(Entries from a dataset of interfaces)
BEGIN

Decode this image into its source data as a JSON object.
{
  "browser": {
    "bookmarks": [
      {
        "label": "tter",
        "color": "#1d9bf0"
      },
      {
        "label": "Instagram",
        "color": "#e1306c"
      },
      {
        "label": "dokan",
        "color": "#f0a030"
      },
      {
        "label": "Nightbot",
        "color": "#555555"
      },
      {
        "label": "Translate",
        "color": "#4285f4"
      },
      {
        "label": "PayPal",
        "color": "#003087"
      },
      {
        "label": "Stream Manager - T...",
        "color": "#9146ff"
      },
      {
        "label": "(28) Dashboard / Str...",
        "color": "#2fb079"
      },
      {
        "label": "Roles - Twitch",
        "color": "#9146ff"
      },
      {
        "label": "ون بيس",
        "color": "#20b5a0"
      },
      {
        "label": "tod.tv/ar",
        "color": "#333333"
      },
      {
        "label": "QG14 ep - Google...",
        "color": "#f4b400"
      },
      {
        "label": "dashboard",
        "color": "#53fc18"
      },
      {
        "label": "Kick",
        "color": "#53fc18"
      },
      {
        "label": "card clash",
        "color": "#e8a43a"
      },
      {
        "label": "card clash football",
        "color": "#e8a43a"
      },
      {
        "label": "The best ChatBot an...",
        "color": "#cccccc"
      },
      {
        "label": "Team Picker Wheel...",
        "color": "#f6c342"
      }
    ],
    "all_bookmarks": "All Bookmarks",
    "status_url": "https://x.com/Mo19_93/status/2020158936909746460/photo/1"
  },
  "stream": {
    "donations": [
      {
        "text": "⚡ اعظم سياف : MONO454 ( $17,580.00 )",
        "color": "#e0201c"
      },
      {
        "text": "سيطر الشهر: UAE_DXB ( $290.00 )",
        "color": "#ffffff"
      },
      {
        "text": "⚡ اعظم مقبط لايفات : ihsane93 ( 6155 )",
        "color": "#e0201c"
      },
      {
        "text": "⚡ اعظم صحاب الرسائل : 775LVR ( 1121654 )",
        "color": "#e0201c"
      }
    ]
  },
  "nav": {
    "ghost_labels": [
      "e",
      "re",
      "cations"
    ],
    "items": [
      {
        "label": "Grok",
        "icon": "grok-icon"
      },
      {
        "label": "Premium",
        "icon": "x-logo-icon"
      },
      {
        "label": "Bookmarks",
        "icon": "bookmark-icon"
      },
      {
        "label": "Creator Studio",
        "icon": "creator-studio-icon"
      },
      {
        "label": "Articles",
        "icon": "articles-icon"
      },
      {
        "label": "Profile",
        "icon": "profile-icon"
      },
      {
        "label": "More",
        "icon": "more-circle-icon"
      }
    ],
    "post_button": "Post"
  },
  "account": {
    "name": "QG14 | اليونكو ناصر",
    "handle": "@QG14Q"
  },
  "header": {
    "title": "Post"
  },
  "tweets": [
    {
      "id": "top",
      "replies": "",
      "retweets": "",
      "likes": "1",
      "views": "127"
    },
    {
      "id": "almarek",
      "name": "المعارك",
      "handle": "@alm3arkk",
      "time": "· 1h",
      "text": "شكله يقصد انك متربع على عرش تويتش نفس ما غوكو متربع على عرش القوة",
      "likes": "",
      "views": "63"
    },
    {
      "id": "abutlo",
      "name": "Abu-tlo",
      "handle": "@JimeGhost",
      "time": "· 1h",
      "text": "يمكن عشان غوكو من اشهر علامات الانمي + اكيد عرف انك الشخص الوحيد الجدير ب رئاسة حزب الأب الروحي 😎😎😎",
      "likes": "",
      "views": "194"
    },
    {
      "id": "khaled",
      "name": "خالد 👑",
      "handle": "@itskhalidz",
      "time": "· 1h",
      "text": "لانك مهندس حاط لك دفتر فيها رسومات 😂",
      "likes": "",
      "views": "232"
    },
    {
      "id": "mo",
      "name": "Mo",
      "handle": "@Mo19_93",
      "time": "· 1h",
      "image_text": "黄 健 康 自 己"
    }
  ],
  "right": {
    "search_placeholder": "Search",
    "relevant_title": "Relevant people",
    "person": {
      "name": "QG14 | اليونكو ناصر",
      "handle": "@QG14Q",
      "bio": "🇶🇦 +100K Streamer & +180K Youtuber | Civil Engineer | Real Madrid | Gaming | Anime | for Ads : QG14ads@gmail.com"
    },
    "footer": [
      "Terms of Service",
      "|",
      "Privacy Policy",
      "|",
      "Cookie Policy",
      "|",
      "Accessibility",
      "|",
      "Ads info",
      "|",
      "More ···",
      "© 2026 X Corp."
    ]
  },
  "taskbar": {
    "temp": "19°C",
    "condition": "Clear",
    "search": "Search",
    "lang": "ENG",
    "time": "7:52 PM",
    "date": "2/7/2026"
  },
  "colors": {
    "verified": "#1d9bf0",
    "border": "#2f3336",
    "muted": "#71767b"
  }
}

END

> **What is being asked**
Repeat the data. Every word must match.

> **Solution**
Decode this image into its source data as a JSON object.
{
  "browser": {
    "bookmarks": [
      {
        "label": "tter",
        "color": "#1d9bf0"
      },
      {
        "label": "Instagram",
        "color": "#e1306c"
      },
      {
        "label": "dokan",
        "color": "#f0a030"
      },
      {
        "label": "Nightbot",
        "color": "#555555"
      },
      {
        "label": "Translate",
        "color": "#4285f4"
      },
      {
        "label": "PayPal",
        "color": "#003087"
      },
      {
        "label": "Stream Manager - T...",
        "color": "#9146ff"
      },
      {
        "label": "(28) Dashboard / Str...",
        "color": "#2fb079"
      },
      {
        "label": "Roles - Twitch",
        "color": "#9146ff"
      },
      {
        "label": "ون بيس",
        "color": "#20b5a0"
      },
      {
        "label": "tod.tv/ar",
        "color": "#333333"
      },
      {
        "label": "QG14 ep - Google...",
        "color": "#f4b400"
      },
      {
        "label": "dashboard",
        "color": "#53fc18"
      },
      {
        "label": "Kick",
        "color": "#53fc18"
      },
      {
        "label": "card clash",
        "color": "#e8a43a"
      },
      {
        "label": "card clash football",
        "color": "#e8a43a"
      },
      {
        "label": "The best ChatBot an...",
        "color": "#cccccc"
      },
      {
        "label": "Team Picker Wheel...",
        "color": "#f6c342"
      }
    ],
    "all_bookmarks": "All Bookmarks",
    "status_url": "https://x.com/Mo19_93/status/2020158936909746460/photo/1"
  },
  "stream": {
    "donations": [
      {
        "text": "⚡ اعظم سياف : MONO454 ( $17,580.00 )",
        "color": "#e0201c"
      },
      {
        "text": "سيطر الشهر: UAE_DXB ( $290.00 )",
        "color": "#ffffff"
      },
      {
        "text": "⚡ اعظم مقبط لايفات : ihsane93 ( 6155 )",
        "color": "#e0201c"
      },
      {
        "text": "⚡ اعظم صحاب الرسائل : 775LVR ( 1121654 )",
        "color": "#e0201c"
      }
    ]
  },
  "nav": {
    "ghost_labels": [
      "e",
      "re",
      "cations"
    ],
    "items": [
      {
        "label": "Grok",
        "icon": "grok-icon"
      },
      {
        "label": "Premium",
        "icon": "x-logo-icon"
      },
      {
        "label": "Bookmarks",
        "icon": "bookmark-icon"
      },
      {
        "label": "Creator Studio",
        "icon": "creator-studio-icon"
      },
      {
        "label": "Articles",
        "icon": "articles-icon"
      },
      {
        "label": "Profile",
        "icon": "profile-icon"
      },
      {
        "label": "More",
        "icon": "more-circle-icon"
      }
    ],
    "post_button": "Post"
  },
  "account": {
    "name": "QG14 | اليونكو ناصر",
    "handle": "@QG14Q"
  },
  "header": {
    "title": "Post"
  },
  "tweets": [
    {
      "id": "top",
      "replies": "",
      "retweets": "",
      "likes": "1",
      "views": "127"
    },
    {
      "id": "almarek",
      "name": "المعارك",
      "handle": "@alm3arkk",
      "time": "· 1h",
      "text": "شكله يقصد انك متربع على عرش تويتش نفس ما غوكو متربع على عرش القوة",
      "likes": "",
      "views": "63"
    },
    {
      "id": "abutlo",
      "name": "Abu-tlo",
      "handle": "@JimeGhost",
      "time": "· 1h",
      "text": "يمكن عشان غوكو من اشهر علامات الانمي + اكيد عرف انك الشخص الوحيد الجدير ب رئاسة حزب الأب الروحي 😎😎😎",
      "likes": "",
      "views": "194"
    },
    {
      "id": "khaled",
      "name": "خالد 👑",
      "handle": "@itskhalidz",
      "time": "· 1h",
      "text": "لانك مهندس حاط لك دفتر فيها رسومات 😂",
      "likes": "",
      "views": "232"
    },
    {
      "id": "mo",
      "name": "Mo",
      "handle": "@Mo19_93",
      "time": "· 1h",
      "image_text": "黄 健 康 自 己"
    }
  ],
  "right": {
    "search_placeholder": "Search",
    "relevant_title": "Relevant people",
    "person": {
      "name": "QG14 | اليونكو ناصر",
      "handle": "@QG14Q",
      "bio": "🇶🇦 +100K Streamer & +180K Youtuber | Civil Engineer | Real Madrid | Gaming | Anime | for Ads : QG14ads@gmail.com"
    },
    "footer": [
      "Terms of Service",
      "|",
      "Privacy Policy",
      "|",
      "Cookie Policy",
      "|",
      "Accessibility",
      "|",
      "Ads info",
      "|",
      "More ···",
      "© 2026 X Corp."
    ]
  },
  "taskbar": {
    "temp": "19°C",
    "condition": "Clear",
    "search": "Search",
    "lang": "ENG",
    "time": "7:52 PM",
    "date": "2/7/2026"
  },
  "colors": {
    "verified": "#1d9bf0",
    "border": "#2f3336",
    "muted": "#71767b"
  }
}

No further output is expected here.